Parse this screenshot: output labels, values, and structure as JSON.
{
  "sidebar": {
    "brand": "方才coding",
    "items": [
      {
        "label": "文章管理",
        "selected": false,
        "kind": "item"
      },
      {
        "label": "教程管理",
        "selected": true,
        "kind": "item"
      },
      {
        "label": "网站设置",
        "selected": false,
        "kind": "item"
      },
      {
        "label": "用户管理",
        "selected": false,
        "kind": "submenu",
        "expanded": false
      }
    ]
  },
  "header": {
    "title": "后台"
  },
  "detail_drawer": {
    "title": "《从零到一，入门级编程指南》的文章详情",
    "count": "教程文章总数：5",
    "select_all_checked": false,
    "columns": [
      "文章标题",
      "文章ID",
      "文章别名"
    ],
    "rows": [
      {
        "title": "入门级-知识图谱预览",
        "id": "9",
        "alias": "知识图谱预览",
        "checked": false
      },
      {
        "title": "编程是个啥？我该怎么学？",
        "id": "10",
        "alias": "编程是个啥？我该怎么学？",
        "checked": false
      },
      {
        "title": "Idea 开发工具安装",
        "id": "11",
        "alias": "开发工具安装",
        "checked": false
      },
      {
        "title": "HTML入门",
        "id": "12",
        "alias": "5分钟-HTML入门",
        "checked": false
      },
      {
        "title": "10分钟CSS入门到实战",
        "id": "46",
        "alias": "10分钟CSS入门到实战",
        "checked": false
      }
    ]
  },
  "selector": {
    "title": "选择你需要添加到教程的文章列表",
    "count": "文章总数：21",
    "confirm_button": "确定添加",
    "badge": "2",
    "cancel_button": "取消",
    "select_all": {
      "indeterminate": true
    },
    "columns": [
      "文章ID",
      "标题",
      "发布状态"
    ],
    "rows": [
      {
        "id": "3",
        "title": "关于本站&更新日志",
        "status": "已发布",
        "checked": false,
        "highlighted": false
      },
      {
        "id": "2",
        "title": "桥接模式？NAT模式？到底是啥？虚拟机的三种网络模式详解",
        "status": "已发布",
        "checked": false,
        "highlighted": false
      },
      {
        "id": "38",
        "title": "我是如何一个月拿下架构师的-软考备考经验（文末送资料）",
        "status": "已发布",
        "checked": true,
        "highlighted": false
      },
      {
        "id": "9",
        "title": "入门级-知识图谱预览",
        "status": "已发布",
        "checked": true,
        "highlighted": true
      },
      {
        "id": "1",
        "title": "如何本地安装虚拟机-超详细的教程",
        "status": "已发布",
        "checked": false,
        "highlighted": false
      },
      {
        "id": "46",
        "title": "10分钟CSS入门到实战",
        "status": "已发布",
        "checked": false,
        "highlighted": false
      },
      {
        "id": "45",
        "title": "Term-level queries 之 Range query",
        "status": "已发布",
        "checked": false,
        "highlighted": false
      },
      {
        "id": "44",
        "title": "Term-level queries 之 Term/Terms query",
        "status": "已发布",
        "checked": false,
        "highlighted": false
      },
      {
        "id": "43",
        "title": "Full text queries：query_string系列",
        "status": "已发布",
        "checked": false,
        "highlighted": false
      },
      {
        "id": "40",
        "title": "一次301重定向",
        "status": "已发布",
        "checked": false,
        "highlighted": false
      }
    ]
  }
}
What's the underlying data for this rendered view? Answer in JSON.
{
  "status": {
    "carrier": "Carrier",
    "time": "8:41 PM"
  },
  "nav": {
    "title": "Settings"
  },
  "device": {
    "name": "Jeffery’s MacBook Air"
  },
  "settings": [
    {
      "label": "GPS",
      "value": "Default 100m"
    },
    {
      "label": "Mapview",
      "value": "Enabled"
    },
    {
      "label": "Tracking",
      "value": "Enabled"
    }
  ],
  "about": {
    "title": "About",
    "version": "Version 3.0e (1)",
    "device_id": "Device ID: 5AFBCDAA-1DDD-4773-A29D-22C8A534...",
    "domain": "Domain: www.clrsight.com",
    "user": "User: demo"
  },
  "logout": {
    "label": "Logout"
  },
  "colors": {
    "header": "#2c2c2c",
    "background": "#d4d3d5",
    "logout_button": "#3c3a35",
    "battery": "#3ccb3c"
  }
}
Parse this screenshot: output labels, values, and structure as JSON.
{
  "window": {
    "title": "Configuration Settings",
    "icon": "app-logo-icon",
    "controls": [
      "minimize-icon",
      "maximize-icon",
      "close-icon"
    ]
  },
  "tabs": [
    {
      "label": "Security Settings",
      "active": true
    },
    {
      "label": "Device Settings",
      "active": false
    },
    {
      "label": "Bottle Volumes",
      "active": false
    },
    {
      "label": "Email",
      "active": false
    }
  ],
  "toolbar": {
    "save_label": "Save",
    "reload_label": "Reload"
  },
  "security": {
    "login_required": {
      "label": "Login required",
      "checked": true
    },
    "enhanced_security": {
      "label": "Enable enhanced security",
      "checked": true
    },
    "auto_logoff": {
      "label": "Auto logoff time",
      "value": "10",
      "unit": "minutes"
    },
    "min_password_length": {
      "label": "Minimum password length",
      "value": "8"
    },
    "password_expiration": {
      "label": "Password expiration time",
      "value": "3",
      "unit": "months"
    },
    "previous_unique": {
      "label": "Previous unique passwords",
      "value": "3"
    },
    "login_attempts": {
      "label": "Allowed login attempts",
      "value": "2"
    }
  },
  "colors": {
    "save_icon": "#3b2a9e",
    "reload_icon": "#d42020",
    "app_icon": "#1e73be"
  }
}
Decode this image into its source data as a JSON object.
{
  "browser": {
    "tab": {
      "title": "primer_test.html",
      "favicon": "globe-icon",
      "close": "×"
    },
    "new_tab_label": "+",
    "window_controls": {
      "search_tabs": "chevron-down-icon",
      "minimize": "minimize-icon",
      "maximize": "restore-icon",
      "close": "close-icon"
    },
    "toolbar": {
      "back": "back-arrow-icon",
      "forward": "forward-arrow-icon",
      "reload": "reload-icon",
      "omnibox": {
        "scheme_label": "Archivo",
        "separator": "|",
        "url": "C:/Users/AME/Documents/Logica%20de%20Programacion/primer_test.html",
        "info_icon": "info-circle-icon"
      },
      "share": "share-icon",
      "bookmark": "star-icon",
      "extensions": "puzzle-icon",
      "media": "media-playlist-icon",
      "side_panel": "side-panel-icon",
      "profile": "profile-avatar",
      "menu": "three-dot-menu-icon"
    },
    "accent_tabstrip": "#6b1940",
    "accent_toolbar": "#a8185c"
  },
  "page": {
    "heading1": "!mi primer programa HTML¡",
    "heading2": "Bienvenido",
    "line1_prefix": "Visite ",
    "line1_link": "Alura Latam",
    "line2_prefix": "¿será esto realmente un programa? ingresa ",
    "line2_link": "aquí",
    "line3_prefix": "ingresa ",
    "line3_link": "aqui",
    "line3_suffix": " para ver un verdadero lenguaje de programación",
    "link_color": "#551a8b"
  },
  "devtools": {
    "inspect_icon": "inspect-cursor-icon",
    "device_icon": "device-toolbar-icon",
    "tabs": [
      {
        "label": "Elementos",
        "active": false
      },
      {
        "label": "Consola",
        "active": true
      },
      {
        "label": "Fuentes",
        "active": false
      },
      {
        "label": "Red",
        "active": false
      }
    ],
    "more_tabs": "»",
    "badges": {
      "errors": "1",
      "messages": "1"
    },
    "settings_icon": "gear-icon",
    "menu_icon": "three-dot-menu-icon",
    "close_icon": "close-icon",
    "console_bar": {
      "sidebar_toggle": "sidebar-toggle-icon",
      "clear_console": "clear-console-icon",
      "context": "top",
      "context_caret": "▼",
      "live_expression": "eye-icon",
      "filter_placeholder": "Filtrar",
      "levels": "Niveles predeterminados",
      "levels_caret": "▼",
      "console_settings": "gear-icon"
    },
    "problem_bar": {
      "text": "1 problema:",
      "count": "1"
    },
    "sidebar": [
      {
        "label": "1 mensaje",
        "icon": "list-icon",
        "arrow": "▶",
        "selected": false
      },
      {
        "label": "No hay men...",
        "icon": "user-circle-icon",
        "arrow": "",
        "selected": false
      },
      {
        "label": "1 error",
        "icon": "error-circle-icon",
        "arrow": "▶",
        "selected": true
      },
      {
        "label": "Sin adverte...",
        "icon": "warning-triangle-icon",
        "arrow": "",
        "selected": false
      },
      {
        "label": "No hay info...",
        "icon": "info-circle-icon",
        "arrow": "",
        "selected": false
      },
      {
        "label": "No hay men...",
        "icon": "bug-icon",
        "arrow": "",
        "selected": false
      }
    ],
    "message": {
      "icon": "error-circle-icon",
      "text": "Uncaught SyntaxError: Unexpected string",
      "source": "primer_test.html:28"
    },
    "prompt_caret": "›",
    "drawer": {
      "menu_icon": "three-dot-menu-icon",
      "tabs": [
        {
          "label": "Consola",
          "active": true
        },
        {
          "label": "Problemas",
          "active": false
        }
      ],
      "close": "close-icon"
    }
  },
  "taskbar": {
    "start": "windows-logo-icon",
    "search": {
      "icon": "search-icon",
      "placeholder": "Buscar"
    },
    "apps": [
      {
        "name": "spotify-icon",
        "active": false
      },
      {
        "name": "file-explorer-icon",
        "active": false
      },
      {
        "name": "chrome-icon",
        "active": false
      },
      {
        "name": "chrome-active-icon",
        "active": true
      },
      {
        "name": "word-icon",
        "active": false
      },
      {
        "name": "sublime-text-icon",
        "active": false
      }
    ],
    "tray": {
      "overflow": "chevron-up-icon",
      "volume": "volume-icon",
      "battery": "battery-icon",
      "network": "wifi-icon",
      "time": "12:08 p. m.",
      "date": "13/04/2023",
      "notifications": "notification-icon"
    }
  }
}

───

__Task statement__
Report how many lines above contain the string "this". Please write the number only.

__Task output__
4